Ocean First   Jul 05, 2022

We hear a lot of doom and gloom stories about how the ocean's coral populations are in serious trouble due to climate change. The good news is that there are a lot of people working hard to fight back against the odds and help restore the coral, including the people at the Coral Restoration Foundation (CRF) in St. Croix. In May of 2018, Ocean First and a group of divers led by Mark Duvall traveled to the Caribbean island to put their scuba skills to use doing hands-on volunteer work for CRF.

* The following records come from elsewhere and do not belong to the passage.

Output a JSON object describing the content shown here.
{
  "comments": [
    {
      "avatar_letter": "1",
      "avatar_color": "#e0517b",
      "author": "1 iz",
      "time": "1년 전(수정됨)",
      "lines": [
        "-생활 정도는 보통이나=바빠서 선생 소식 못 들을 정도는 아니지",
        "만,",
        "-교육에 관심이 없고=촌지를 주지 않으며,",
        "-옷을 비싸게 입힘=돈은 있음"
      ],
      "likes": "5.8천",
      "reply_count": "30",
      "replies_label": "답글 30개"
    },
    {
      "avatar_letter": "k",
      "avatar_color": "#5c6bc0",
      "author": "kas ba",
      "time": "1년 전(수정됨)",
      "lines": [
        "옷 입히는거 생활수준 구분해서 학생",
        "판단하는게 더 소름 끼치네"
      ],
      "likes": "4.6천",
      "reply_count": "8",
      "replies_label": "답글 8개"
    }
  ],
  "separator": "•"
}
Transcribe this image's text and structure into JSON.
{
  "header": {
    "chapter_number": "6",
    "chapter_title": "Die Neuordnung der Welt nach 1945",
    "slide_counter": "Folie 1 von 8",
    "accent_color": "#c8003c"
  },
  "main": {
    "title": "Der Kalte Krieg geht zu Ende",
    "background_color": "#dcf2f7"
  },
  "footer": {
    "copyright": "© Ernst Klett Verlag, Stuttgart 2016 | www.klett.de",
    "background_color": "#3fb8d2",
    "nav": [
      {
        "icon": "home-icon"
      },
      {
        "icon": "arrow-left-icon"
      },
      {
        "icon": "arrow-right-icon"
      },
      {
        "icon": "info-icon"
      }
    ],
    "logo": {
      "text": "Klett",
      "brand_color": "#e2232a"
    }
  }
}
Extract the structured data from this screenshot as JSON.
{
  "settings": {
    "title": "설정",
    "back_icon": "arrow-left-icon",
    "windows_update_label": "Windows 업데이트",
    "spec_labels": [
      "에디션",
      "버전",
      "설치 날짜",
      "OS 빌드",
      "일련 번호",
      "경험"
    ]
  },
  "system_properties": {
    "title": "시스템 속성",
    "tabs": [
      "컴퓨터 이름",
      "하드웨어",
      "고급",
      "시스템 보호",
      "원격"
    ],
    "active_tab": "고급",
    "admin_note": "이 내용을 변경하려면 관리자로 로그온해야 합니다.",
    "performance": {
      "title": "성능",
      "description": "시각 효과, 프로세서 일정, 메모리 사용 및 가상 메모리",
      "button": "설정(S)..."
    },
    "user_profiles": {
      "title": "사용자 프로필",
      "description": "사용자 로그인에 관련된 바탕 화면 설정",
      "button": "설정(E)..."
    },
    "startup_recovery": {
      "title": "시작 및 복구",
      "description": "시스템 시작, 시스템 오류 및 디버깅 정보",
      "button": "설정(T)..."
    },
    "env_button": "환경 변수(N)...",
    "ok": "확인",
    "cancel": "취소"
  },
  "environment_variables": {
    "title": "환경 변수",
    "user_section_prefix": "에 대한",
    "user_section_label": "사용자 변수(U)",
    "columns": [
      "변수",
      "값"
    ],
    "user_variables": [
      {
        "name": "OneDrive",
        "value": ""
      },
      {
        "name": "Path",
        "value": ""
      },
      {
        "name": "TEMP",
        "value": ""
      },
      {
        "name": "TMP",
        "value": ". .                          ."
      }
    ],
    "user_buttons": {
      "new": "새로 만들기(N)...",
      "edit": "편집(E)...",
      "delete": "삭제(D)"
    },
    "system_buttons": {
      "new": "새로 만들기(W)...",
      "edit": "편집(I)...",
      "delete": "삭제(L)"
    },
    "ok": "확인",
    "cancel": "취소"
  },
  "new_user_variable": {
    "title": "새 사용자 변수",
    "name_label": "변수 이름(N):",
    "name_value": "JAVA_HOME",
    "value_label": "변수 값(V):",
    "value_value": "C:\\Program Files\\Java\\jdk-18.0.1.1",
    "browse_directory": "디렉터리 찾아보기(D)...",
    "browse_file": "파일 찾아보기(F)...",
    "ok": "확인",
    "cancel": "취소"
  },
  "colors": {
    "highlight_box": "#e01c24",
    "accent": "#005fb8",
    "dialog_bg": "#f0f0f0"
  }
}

Propagating coral is a lot like propagating plants: when done correctly, living coral can be fragmented into smaller pieces that are able to grow into independent coral colonies. Eventually, these colonies can be transplanted on a reef and will continue to naturally spawn. This method shaves years off the amount of time restoration takes to happen naturally, and helps kick-start a reef's recovery process.

As you can imagine, this process takes a lot of manpower, which is where volunteer divers like the ones from Ocean First come in. The type of work depends on the season and water temperature. For example, coral are actually transplanted when the water is cold cooler around 78 degrees, but when the water is warm 80 degrees and above, the coral are best left alone and instead need help keeping the algae at bay.

After an orientation classes with Lisa, our volunteer divers were set off to task cleaning the coral trees with brushes, 3m scrubber pads and picks.

In between these volunteer diving sessions, our divers had the chance to fit in some recreational dives. During these dives the volunteers were able to see many places where the corals had been reestablished and were growing at a very rapid rate. They were also able to see large numbers of sharks, wrecks and turtles. While diving, they witnessed the destruction of last year's hurricanes and the devastation it caused for the reefs, which only reinforced the importance of the work being done at CRF.

The experience with the coral restoration work was incredibly positive and empowering for everyone involved, and this is just the start. We plan to regularly return to the site and check in on the coral we help reestablish, which will give us the unique opportunity to measure the real impact that a group of divers can have on the ocean.